What’s on TV Friday: ‘Hillary’ and ‘Spenser Confidential’

By Gabe Cohn

A four-part documentary about Hillary Clinton debuts on Hulu. And an action-comedy with Mark Wahlberg hits Netflix.

Barack Obama and Hillary Clinton in “Hillary.”
Barack Obama and Hillary Clinton in “Hillary.”Credit...Barbara Kinney
Gabe Cohn

HILLARY Stream on Hulu. “We want to hear your story, unvarnished, beginning to end,” the filmmaker Nanette Burstein tells Hillary Clinton at the start of this documentary. “Hillary” relays that story in four parts, beginning with her path from a childhood in the Chicago suburbs to becoming the first lady of Arkansas in the early 1980s. Subsequent installments cover her time as the first lady of the United States, as a United States senator and ultimately as a presidential candidate. The documentary places interviews with Bill Clinton and the journalist Joe Klein, among others, alongside archival footage, thought it’s built largely around Burstein’s interviews with Clinton herself. The first question: “Do you feel frustrated that you’ve been in public life for 30 years, yet people feel that they don’t know who you are, that you seem inauthentic?” (It surely can’t be a spoiler to reveal that Clinton’s answer is yes.)

SPENSER CONFIDENTIAL (2020) Stream on Netflix.

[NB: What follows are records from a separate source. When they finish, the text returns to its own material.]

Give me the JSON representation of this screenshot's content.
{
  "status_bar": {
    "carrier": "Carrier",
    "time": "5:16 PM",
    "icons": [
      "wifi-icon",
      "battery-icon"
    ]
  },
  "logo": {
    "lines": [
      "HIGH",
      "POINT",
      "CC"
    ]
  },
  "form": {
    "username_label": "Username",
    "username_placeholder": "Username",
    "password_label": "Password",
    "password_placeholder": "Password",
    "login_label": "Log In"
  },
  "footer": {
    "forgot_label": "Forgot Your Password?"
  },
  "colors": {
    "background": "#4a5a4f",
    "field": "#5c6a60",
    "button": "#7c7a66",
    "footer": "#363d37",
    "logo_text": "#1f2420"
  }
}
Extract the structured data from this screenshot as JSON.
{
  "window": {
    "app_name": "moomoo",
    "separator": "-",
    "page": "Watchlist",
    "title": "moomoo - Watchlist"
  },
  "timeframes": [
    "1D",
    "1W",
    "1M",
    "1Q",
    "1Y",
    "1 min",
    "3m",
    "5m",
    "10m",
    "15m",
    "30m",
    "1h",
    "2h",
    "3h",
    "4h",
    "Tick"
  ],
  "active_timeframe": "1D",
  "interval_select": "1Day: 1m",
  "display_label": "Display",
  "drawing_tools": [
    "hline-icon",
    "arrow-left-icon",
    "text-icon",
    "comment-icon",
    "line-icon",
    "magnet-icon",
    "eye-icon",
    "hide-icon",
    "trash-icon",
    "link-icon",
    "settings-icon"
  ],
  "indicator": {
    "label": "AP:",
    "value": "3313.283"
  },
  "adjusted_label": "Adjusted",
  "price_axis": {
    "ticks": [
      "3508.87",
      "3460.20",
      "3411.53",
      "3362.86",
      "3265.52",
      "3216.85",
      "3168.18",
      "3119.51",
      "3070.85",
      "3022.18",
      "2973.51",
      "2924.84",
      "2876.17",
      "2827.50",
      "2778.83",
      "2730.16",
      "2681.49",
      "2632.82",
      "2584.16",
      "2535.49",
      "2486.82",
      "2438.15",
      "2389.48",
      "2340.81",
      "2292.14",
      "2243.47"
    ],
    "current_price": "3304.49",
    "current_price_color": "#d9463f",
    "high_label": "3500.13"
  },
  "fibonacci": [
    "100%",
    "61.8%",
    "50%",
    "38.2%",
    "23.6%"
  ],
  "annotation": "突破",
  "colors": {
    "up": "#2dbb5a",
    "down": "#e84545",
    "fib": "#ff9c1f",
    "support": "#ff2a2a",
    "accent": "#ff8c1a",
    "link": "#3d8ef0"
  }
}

See Mark Wahlberg order burritos and dodge a machete (both in the same scene) in this tongue-in-cheek action movie, the latest collaboration between Wahlberg and the director Peter Berg (“Deepwater Horizon,” “Lone Survivor”). Loosely based on a book by Ace Atkins, the movie casts Wahlberg as Spenser, a former cop who falls into a dangerous conspiracy. “The perfunctory plot matters less than the scenes depicting Spenser’s relationships with his old buddy Henry (Alan Arkin); his new buddy Hawk (Winston Duke); his former girlfriend Cissy (the comedian Iliza Shlesinger); and his dog, Pearl,” Elisabeth Vincentelli wrote in her review for The New York Times. “Those moments are Berg and Wahlberg at their loosely funny best, clearly enjoying making room for the supporting cast to strut their stuff — Duke is especially winning as a laconic gentle giant working on his MMA moves.”

ZEROZEROZERO Stream on Amazon. The filmmaker Stefano Sollima had success translating real-life crime into compelling onscreen drama as the showrunner of “Gomorrah,” a popular Italian Mafia series based on nonfiction investigative work by Roberto Saviano. That series developed a reputation for vicious violence, and drew comparisons to “The Wire,” “The Sopranos” and “The Godfather.” Sollima has adapted another work by Saviano, his 2013 nonfiction book “‘ZeroZeroZero,” in this new show, which revolves around international cocaine trafficking. Don’t expect an easy watch: In his review for The Times, Mark Bowden called the book “a kind of concordance of cruelty.”

THE TRADE 9 p.m. on Showtime. In the first season of this series, the documentarian Matthew Heineman (“Cartel Land”) spent time with subjects on many sides of the opioid crisis: Users and their families, police officers and criminals. He turns his attention to human trafficking and smuggling in the second season, which will debut Friday night. It focuses on migrants fleeing Central America, looking at those making the journey, law enforcement agents trying to stop them and shadow industries that have been built around them.